Stock market today: Asian shares slip in cautious trading following a weak close on Wall Street
Shares slipped in Asia on Wednesday, tracking a decline on Wall Street a day after stocks there hit their highest level since the start of August.
Tokyo and Mumbai advanced while most other major markets declined. U.S. futures were little changed and oil prices edged lower.
Trading is tapering off ahead of holidays in the U.S. and Japan on Thursday, with few data releases to drive activity.
But news that ChatGPT-maker OpenAI's ousted CEO, Sam Altman, was going to return to the company could spur some fresh movement in technology shares. Microsoft, which has invested billions of dollars in OpenAI and has rights to its technology, quickly moved to hire Altman, though its CEO Satya Nadella said the company was open to having him return to OpenAI.
Altman said in a post on X, formerly Twitter, that “with the new board and (with) Satya's support, I'm looking forward to returning to OpenAI, and building on our strong partnership with (Microsoft).” San Francisco-based OpenAI said in a statement late Tuesday: “We have reached an agreement in principle for Sam Altman to return to OpenAI as CEO with a new initial board” made of former Salesforce co-CEO Bret Taylor, former U.S. Treasury Secretary Larry Summers and Quora CEO Adam D'Angelo.
U.S. home sales fell more than 4 per cent in October, while minutes from the latest policy setting meeting of the Federal Reserve showed the central bank in a holding pattern as it assesses the impact of its aggressive interest rate hikes on inflation and the economy overall.
Wednesday will bring an update on durable goods orders and a consumer sentiment survey by the University of Michigan.
Asia is also relatively quiet on the data front.
Tokyo's Nikkei 225 edged 0.3 per cent higher to 33,451.83 and the Kospi in Seoul edged 0.1 per cent higher, to 2,511.70.
In Hong Kong, the Hang Seng shed 0.4 per cent to 17,673.23, while the Shanghai Composite index was down 0.7 per cent, at 3,045.15.
Troubled property developer Sunac China Holding's shares rose 2.3 per cent as state media reported it had completed a restructuring of its USD 90 billion in debts. That followed reports that the government was urging lenders to provide financing on easier terms for developers that are operating normally.
Australia's SandP/ASX 200 slipped 0.1 per cent to 7,073.40. Shares also fell in Taiwan and Thailand and Mumbai.

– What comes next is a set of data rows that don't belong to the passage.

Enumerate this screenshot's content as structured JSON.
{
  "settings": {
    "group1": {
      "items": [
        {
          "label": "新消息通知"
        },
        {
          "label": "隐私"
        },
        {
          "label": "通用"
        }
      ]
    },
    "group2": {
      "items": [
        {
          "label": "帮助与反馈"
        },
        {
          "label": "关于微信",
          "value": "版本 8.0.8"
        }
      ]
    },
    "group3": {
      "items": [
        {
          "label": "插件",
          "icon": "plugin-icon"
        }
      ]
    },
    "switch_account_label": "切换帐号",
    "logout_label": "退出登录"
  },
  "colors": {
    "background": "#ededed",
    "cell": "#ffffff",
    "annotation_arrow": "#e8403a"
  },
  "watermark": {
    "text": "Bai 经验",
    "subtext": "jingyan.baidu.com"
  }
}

On Tuesday, the SandP 500 slipped 0.2 per cent to 4,538.19 for just its third loss in the last 17 days. The Dow Jones Industrial Average dropped 0.2 per cent to 35,088.29, and the Nasdaq composite dipped 0.6 per cent to 14,199.98.
Retailers were mixed after several reported their earnings for the latest quarter and, more importantly, their forecasts for the upcoming holiday shopping season. Lowe's sank 3.1 per cent despite reporting better profit for the latest quarter.
Best Buy dipped 0.7 per cent after likewise beating analysts' expectations for profit in the latest quarter but falling short on revenue and cutting its forecast for the full year. However, Dick's Sporting Goods rose 2.2 per cent after delivering stronger profit and revenue for the third quarter than analysts expected.
Stocks have gained recently on rising hopes that inflation has cooled enough to make the Federal Reserve's next move on interest rates a cut rather than a hike. The Fed's main interest rate is at its highest level since 2001 as it tries to slow the economy and hurt investment prices just enough to smother inflation without causing a painful recession.
Deutsche Bank expects the U.S. economy to fall into a mild recession early in 2024 and the Fed to begin cutting rates in June. The rest of Wall Street is split on whether a recession could occur as the job market and inflation slow under the weight of high rates and yields.
The yield on the 10-year Treasury was steady at 4.41 per cent, where it was late Tuesday. Just a few weeks ago, it was above 5 per cent, at its highest level since 2007 and undercutting prices for stocks and other investments.
In other trading, U.S. benchmark crude oil shed 19 cents to USD 77.58 per barrel in electronic trading on the New York Mercantile Exchange. It gave up 6 cents to USD 77.77 on Tuesday.
Brent crude, the international standard, lost 22 cents to USD 82.23 a barrel.
The U.S. dollar rose to 148.96 Japanese Yen from 148.39 Yen late Tuesday. The Euro slipped to USD 1.0902 from USD 1.0912.
(This story has not been edited by Devdiscourse staff and is auto-generated from a syndicated feed.)